SAN DIEGO -- Thirty minutes past three today, the starting gun for Race 5 of the America's Cup will sound, America3 will fine trim its grayish sails and begin a march into the wind.
Less than three hours later, after eight legs and 20.03 nautical miles, it may come to pass that America3 crosses the finish line first and wins this international regatta.
Il Moro di Venezia, the Italian challenger, trails the U.S. defender, 3-1, in the best-of-seven series. In the history of the cup, only Australia II has come back from such a deficit.
"And they [the Italians] have more of a problem than we had," said John Bertrand, who skippered Australia II to victory in 1983. "We had a definite edge in certain conditions, but there doesn't seem to be an Achilles' heel to America3."
Bill Koch, who heads the America3 syndicate, is quick to dodge all questions about what might happen today.
But there seems to be little doubt that America3 will win one of the three possible remaining races.
Makoto Namba, who sailed for Japan against Italy in the challenger elimination series, said he feels the cup competition will end today.
"Just before the cup [finals] started, I thought the Italians were going to win," Namaba said yesterday. "But I am sure the Italians changed their appendages [keel, rudder] just before the cup, and that was a big mistake."
In the course of four days and two lopsided victories, America3 has redefined itself and now seems a certain winner. The reason is boat speed -- in virtually all conditions.
According to Dr. Jerry Milgram, a member of the America3 design team, the difference in speed is one percent, which he concedes is a fine line.
Changes to America3 after winning the defender finals against Dennis Conner and Stars & Stripes, have resulted in lower wetted surface and less drag on the U.S. boat.
Il Moro apparently has added to its keel -- supposedly winglets -- and the extra drag seems to have slowed it.
"We were very confident they were not going to be competitive," Milgram said.
Koch continues to say that it is not over until it is over.
"The Italians are sailing very well . . . ." Koch said. "I do think that our boat, under certain conditions, is better than theirs, and that forces them to sail defensively, and we have to sail offensively.
"I think that gives us a little advantage."

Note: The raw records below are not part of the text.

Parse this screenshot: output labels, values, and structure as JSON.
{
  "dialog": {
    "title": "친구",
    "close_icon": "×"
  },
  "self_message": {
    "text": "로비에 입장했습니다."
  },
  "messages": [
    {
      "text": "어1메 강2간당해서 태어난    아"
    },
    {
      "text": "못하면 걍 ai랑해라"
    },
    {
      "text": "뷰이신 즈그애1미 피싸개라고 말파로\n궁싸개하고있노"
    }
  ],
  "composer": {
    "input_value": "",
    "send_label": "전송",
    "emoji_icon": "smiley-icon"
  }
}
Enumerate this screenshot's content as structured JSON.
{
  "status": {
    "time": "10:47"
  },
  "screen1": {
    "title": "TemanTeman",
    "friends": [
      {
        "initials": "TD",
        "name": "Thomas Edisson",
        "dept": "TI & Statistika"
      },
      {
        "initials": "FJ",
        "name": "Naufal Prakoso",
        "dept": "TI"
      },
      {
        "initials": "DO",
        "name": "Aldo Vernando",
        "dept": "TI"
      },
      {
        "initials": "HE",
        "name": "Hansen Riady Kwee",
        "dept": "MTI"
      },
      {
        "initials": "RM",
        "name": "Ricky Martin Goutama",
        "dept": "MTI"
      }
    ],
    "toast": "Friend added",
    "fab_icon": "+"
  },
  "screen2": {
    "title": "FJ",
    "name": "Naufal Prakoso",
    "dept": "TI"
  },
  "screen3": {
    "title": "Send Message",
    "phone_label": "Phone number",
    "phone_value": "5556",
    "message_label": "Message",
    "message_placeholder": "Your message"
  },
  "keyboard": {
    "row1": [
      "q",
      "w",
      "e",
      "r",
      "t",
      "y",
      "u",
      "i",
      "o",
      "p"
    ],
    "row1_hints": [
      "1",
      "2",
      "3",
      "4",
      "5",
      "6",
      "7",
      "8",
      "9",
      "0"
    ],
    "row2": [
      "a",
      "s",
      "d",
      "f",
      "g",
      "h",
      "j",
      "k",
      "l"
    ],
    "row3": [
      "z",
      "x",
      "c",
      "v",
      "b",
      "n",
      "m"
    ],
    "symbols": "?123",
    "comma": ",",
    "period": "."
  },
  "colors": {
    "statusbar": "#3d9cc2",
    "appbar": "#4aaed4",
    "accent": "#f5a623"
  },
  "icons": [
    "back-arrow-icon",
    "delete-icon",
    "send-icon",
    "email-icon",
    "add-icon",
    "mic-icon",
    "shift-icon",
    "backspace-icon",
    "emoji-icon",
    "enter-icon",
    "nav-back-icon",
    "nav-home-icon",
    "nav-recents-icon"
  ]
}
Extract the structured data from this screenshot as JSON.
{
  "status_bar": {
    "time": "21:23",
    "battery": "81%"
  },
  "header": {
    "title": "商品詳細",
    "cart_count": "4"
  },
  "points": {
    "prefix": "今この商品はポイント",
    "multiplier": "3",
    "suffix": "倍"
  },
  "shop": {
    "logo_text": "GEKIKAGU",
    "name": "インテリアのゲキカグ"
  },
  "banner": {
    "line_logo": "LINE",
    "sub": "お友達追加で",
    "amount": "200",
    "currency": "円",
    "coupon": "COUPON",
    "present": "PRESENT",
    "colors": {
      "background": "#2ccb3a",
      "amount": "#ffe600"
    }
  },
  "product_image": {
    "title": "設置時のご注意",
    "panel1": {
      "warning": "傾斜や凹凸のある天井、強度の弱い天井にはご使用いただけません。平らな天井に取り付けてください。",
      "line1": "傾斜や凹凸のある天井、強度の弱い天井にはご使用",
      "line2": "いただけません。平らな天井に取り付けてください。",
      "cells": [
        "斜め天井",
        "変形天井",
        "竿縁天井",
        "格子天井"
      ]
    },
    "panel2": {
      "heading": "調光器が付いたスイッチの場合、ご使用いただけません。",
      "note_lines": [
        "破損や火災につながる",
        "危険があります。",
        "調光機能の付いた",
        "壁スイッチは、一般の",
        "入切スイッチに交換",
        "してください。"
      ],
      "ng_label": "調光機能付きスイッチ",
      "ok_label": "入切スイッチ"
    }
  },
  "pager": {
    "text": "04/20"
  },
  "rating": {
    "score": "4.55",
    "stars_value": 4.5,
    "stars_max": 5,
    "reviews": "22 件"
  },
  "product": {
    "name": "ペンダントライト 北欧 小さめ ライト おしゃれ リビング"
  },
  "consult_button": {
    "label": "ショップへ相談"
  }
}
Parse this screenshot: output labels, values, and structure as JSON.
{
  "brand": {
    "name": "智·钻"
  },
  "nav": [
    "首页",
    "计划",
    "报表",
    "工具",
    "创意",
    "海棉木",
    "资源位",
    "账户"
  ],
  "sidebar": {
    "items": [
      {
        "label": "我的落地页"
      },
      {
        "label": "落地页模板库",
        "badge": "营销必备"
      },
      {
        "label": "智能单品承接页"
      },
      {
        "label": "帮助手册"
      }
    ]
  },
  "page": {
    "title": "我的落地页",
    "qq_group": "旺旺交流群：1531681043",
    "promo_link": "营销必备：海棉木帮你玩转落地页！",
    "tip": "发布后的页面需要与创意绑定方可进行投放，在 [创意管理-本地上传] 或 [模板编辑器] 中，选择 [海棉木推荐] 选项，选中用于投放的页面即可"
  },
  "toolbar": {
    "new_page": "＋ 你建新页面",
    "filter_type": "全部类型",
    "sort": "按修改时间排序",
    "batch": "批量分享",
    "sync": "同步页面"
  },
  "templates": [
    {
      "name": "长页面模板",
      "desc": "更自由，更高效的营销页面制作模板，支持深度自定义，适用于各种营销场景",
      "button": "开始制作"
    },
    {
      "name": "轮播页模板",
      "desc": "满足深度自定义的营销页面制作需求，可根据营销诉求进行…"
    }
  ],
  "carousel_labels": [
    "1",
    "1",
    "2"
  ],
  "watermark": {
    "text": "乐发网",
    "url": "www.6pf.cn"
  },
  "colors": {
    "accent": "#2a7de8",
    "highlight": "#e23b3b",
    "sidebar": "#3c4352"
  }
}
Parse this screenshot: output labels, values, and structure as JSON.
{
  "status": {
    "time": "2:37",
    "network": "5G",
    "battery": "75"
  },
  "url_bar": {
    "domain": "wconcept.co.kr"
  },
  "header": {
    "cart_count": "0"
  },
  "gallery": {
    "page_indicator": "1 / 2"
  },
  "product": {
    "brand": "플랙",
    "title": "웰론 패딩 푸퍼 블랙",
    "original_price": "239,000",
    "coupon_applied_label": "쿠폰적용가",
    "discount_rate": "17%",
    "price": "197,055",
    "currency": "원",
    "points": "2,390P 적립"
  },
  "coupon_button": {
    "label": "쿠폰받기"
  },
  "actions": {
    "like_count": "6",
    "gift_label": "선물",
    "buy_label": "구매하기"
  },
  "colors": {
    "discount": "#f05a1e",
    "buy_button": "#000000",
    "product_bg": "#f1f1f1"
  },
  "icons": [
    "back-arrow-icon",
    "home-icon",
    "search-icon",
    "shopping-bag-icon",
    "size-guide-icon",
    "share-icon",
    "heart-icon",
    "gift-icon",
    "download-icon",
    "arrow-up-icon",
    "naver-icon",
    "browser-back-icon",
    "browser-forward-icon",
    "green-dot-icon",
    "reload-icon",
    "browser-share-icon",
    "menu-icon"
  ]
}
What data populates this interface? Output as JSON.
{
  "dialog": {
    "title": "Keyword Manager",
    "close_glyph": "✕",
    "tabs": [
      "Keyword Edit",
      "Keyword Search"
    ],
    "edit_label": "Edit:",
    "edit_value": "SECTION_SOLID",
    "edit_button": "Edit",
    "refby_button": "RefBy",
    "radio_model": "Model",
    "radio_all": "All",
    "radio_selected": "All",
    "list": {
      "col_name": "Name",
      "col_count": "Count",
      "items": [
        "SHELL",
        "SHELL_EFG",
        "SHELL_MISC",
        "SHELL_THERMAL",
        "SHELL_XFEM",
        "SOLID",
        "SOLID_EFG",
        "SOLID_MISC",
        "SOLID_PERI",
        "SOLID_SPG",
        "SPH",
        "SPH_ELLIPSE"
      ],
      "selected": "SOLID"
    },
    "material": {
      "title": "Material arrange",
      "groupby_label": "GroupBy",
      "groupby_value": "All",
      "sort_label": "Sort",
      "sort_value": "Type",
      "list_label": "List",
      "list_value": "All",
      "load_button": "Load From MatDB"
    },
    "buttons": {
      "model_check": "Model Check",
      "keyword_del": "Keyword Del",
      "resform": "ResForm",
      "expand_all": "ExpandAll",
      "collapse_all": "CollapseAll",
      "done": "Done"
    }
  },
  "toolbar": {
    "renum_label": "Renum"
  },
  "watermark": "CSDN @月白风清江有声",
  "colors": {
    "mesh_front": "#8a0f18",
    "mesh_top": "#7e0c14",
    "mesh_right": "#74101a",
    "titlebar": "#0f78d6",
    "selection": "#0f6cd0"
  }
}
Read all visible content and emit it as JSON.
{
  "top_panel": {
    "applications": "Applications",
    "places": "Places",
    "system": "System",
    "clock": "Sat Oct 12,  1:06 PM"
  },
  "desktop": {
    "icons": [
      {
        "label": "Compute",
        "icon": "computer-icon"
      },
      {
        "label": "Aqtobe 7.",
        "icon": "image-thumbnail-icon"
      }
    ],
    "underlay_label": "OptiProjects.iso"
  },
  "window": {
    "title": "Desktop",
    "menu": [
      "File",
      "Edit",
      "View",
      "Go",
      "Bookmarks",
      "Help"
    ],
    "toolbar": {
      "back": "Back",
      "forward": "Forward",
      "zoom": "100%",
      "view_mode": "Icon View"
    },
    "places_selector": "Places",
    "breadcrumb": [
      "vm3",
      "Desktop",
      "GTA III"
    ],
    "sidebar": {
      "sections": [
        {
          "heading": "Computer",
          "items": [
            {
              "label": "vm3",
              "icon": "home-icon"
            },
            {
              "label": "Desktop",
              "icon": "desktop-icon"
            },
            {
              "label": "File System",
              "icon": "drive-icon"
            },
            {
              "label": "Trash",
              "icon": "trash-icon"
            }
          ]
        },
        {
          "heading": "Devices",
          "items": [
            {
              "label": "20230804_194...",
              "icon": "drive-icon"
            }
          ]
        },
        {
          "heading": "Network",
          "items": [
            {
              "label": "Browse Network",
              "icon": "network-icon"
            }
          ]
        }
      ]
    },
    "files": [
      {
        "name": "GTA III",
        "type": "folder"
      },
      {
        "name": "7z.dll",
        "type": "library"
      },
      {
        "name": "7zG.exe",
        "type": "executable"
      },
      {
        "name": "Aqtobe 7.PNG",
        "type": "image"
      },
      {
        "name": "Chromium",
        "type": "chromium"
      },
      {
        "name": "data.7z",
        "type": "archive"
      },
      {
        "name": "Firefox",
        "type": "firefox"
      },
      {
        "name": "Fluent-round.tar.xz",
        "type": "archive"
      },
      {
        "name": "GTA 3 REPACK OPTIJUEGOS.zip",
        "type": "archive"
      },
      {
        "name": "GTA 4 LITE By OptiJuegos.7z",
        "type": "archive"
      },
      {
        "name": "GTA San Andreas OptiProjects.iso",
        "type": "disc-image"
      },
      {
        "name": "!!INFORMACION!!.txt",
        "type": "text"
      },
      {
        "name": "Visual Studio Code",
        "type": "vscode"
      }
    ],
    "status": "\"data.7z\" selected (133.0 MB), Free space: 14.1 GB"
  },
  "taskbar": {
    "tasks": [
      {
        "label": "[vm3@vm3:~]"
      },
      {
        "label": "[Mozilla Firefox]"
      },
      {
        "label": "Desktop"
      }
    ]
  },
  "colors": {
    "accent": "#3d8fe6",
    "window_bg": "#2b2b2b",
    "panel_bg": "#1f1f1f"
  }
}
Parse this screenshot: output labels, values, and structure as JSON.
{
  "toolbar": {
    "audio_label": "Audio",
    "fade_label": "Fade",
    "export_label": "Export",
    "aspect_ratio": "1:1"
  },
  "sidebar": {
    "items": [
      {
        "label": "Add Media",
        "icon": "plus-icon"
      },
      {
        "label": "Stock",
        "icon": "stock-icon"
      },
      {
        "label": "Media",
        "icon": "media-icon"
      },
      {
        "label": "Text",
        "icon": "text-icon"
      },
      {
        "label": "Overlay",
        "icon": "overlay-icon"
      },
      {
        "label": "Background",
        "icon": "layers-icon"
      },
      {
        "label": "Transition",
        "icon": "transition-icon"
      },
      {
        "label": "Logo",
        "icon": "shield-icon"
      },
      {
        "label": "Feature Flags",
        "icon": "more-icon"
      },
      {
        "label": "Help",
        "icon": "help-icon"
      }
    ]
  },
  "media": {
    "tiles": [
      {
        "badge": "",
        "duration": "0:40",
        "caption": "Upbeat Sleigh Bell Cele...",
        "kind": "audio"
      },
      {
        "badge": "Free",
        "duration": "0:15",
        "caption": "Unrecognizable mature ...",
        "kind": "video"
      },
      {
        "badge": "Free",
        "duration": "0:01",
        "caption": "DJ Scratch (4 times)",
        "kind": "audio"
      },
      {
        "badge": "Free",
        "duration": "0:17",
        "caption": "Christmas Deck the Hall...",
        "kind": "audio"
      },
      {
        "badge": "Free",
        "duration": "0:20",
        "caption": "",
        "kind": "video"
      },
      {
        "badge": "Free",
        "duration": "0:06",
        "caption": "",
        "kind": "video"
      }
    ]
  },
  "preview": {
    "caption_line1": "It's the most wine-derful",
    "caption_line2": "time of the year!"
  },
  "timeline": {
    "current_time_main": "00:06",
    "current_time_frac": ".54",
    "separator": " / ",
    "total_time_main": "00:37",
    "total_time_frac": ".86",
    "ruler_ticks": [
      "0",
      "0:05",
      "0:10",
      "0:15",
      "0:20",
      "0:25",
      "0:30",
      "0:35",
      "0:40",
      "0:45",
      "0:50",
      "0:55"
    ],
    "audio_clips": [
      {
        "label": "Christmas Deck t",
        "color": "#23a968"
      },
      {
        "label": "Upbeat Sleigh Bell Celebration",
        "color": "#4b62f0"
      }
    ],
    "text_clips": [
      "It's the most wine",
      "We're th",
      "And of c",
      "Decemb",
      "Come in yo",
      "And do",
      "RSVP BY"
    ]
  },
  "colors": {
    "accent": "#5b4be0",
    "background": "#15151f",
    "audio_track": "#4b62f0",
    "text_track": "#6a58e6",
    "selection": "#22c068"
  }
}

Along the way to the finish line, the U.S. defender will have set various combinations of grayish-black mainsail, genoas, gennakers and spinnakers built in the Annapolis sail loft of Larry Leonard, Sobstad Sails Chesapeake.
Second to boat design, Leonard's sails are the next important factor in building America3's edge in speed over the Italian challenger, Il Moro.
Yesterday, in fact, Koch was counting heavily on new sails arriving in the afternoon or evening so they could be ready for today's race.
Cup at a glance
.. .. .. Standings America3 .. .. .. .. .. 3
Moro di Venezia .. ..1
.. .. .. Schedule
Today: Il Moro di Venezia vs. America3, 3:30 p.m.
Tomorrow: Il Moro di Venezia vs. America3, 3:30 p.m., if necessary.
Tuesday: Il Moro di Venezia vs. America3, 3:30 p.m., if necessary.